See the code below.

import torch
import torch.nn.functional as F
t1 = [3,45,6,8]
a = torch.FloatTensor(t1)

t2 = [4,54,3,7]
b = torch.FloatTensor(t2)
result = F.cosine_similarity(a, b, dim=0)

print(result)


Output: The above code calculates the cosine similarity between two tensors, a and b, using the cosine_similarity() function from the torch.nn.functional module in PyTorch.

First, two lists, t1 and t2, are defined. Then, these lists are converted to PyTorch tensors using torch.FloatTensor().

The cosine_similarity() function is then called with the tensors a and b as parameters and the dim argument set to 0. This computes the cosine similarity between the tensors along the specified dimension.

The resulting cosine similarity score is stored in the variable result and printed it.

## Conclusion

Using different libraries, we have explored multiple methods to calculate cosine similarity in Python. Let’s compare the discussed approaches and their respective advantages and disadvantages.

The scipy.spatial.distance.cosine() function offers a straightforward method for calculating cosine similarity. It is easy to use and provides accurate results. However, it may be less efficient for large-scale computations due to its general-purpose nature.
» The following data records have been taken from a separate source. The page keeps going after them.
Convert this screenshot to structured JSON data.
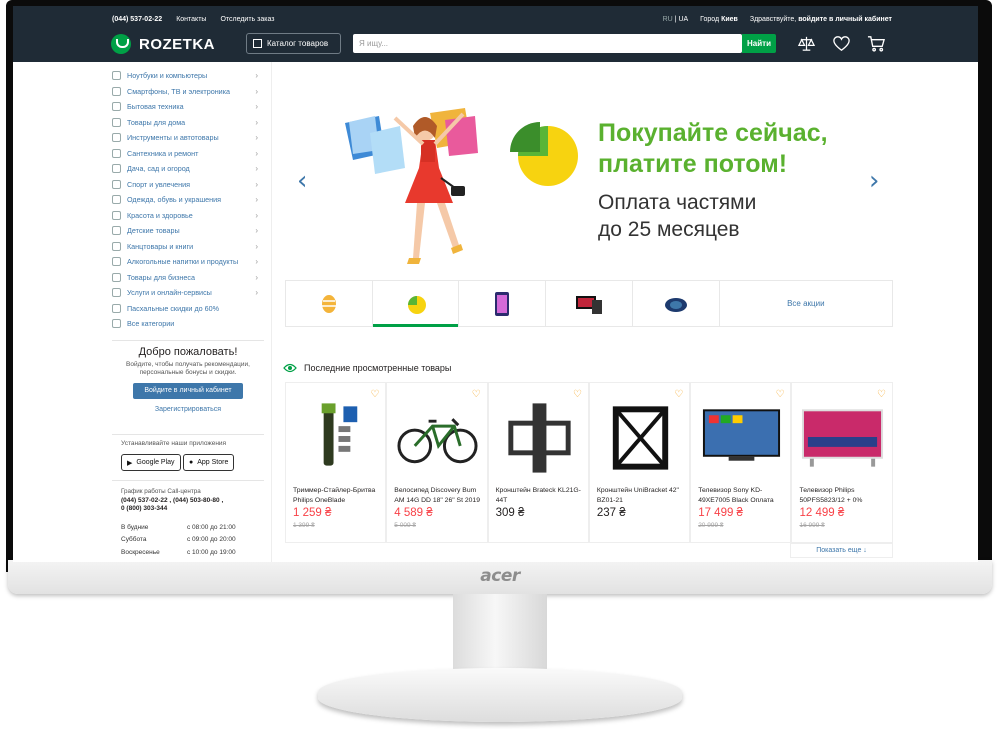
{
  "header": {
    "phone": "(044) 537-02-22",
    "contacts": "Контакты",
    "track": "Отследить заказ",
    "lang_ru": "RU",
    "lang_ua": "UA",
    "city_label": "Город",
    "city": "Киев",
    "greeting": "Здравствуйте,",
    "login_link": "войдите в личный кабинет",
    "logo": "ROZETKA",
    "catalog_button": "Каталог товаров",
    "search_placeholder": "Я ищу...",
    "search_button": "Найти",
    "icons": [
      "compare-icon",
      "heart-icon",
      "cart-icon"
    ]
  },
  "sidebar": {
    "categories": [
      "Ноутбуки и компьютеры",
      "Смартфоны, ТВ и электроника",
      "Бытовая техника",
      "Товары для дома",
      "Инструменты и автотовары",
      "Сантехника и ремонт",
      "Дача, сад и огород",
      "Спорт и увлечения",
      "Одежда, обувь и украшения",
      "Красота и здоровье",
      "Детские товары",
      "Канцтовары и книги",
      "Алкогольные напитки и продукты",
      "Товары для бизнеса",
      "Услуги и онлайн-сервисы",
      "Пасхальные скидки до 60%",
      "Все категории"
    ],
    "welcome_title": "Добро пожаловать!",
    "welcome_text": "Войдите, чтобы получать рекомендации, персональные бонусы и скидки.",
    "login_button": "Войдите в личный кабинет",
    "register": "Зарегистрироваться",
    "apps_title": "Устанавливайте наши приложения",
    "google_play": "Google Play",
    "app_store": "App Store",
    "callcenter_title": "График работы Call-центра",
    "callcenter_phones": "(044) 537-02-22 , (044) 503-80-80 ,",
    "callcenter_phone3": "0 (800) 303-344",
    "schedule": [
      {
        "day": "В будние",
        "time": "с 08:00 до 21:00"
      },
      {
        "day": "Суббота",
        "time": "с 09:00 до 20:00"
      },
      {
        "day": "Воскресенье",
        "time": "с 10:00 до 19:00"
      }
    ]
  },
  "banner": {
    "headline_1": "Покупайте сейчас,",
    "headline_2": "платите потом!",
    "sub_1": "Оплата частями",
    "sub_2": "до 25 месяцев",
    "all_promos": "Все акции"
  },
  "recent": {
    "title": "Последние просмотренные товары",
    "show_more": "Показать еще",
    "products": [
      {
        "name": "Триммер-Стайлер-Бритва Philips OneBlade",
        "price": "1 259 ₴",
        "old": "1 399 ₴",
        "sale": true
      },
      {
        "name": "Велосипед Discovery Bum AM 14G DD 18\" 26\" St 2019",
        "price": "4 589 ₴",
        "old": "5 009 ₴",
        "sale": true
      },
      {
        "name": "Кронштейн Brateck KL21G-44T",
        "price": "309 ₴",
        "old": "",
        "sale": false
      },
      {
        "name": "Кронштейн UniBracket 42\" BZ01-21",
        "price": "237 ₴",
        "old": "",
        "sale": false
      },
      {
        "name": "Телевизор Sony KD-49XE7005 Black Оплата",
        "price": "17 499 ₴",
        "old": "20 999 ₴",
        "sale": true
      },
      {
        "name": "Телевизор Philips 50PFS5823/12 + 0%",
        "price": "12 499 ₴",
        "old": "16 999 ₴",
        "sale": true
      }
    ]
  },
  "monitor_brand": "acer",
  "colors": {
    "header": "#1f2b36",
    "accent": "#00a046",
    "link": "#3e77aa",
    "sale": "#f84147",
    "headline": "#5ab12f"
  }
}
The numpy.dot() and numpy.linalg.norm() functions provide efficient array operations for cosine similarity calculations. Numpy’s vectorized operations make it a suitable choice for handling large datasets. However, it requires more manual manipulation of arrays and reshaping.

The sklearn.metrics.pairwise.cosine_similarity() function provides a high-level and intuitive implementation for cosine similarity. It offers additional features like computing similarity matrices. However, it might involve some overhead when importing the sklearn library for just cosine similarity calculations.

The torch.nn.functional.cosine_similarity() function in the torch module benefits deep learning applications. It integrates well with other torch functionalities and provides GPU acceleration. However, it requires the installation of PyTorch and may be more suitable for scenarios involving neural networks and tensor operations.

For general-purpose cosine similarity calculations, the scipy or numpy libraries can be used for simplicity and efficiency. If working on larger datasets or requiring advanced features like similarity matrices, sklearn is a good choice.

The torch library is recommended in deep learning or neural network applications, where GPU acceleration is advantageous.

Ultimately, the choice of method depends on the specific requirements of the task at hand, the size of the data, and the overall project ecosystem.